• **WHAT IS BEING ASKED**
Reproduce the records below exactly as given.

• **Excerpts from an interface dataset**
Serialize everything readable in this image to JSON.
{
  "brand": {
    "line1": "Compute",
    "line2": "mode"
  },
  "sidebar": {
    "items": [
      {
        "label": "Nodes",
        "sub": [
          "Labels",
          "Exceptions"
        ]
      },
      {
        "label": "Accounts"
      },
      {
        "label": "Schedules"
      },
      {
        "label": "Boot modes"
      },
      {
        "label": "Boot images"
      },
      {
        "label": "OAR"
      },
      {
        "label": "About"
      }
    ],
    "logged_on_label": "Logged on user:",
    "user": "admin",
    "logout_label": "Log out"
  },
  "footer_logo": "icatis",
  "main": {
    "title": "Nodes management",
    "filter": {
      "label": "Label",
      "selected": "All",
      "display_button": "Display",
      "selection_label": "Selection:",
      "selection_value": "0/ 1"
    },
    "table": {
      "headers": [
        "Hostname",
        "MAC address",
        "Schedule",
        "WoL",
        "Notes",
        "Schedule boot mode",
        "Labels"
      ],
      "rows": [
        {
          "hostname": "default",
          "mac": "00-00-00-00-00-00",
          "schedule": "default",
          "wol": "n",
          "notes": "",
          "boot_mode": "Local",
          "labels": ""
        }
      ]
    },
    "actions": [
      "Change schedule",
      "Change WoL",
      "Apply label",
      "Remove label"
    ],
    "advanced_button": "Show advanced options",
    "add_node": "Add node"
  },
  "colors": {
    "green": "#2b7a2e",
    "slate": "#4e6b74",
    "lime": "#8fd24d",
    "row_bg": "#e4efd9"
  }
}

• **REPLY**
Serialize everything readable in this image to JSON.
{
  "brand": {
    "line1": "Compute",
    "line2": "mode"
  },
  "sidebar": {
    "items": [
      {
        "label": "Nodes",
        "sub": [
          "Labels",
          "Exceptions"
        ]
      },
      {
        "label": "Accounts"
      },
      {
        "label": "Schedules"
      },
      {
        "label": "Boot modes"
      },
      {
        "label": "Boot images"
      },
      {
        "label": "OAR"
      },
      {
        "label": "About"
      }
    ],
    "logged_on_label": "Logged on user:",
    "user": "admin",
    "logout_label": "Log out"
  },
  "footer_logo": "icatis",
  "main": {
    "title": "Nodes management",
    "filter": {
      "label": "Label",
      "selected": "All",
      "display_button": "Display",
      "selection_label": "Selection:",
      "selection_value": "0/ 1"
    },
    "table": {
      "headers": [
        "Hostname",
        "MAC address",
        "Schedule",
        "WoL",
        "Notes",
        "Schedule boot mode",
        "Labels"
      ],
      "rows": [
        {
          "hostname": "default",
          "mac": "00-00-00-00-00-00",
          "schedule": "default",
          "wol": "n",
          "notes": "",
          "boot_mode": "Local",
          "labels": ""
        }
      ]
    },
    "actions": [
      "Change schedule",
      "Change WoL",
      "Apply label",
      "Remove label"
    ],
    "advanced_button": "Show advanced options",
    "add_node": "Add node"
  },
  "colors": {
    "green": "#2b7a2e",
    "slate": "#4e6b74",
    "lime": "#8fd24d",
    "row_bg": "#e4efd9"
  }
}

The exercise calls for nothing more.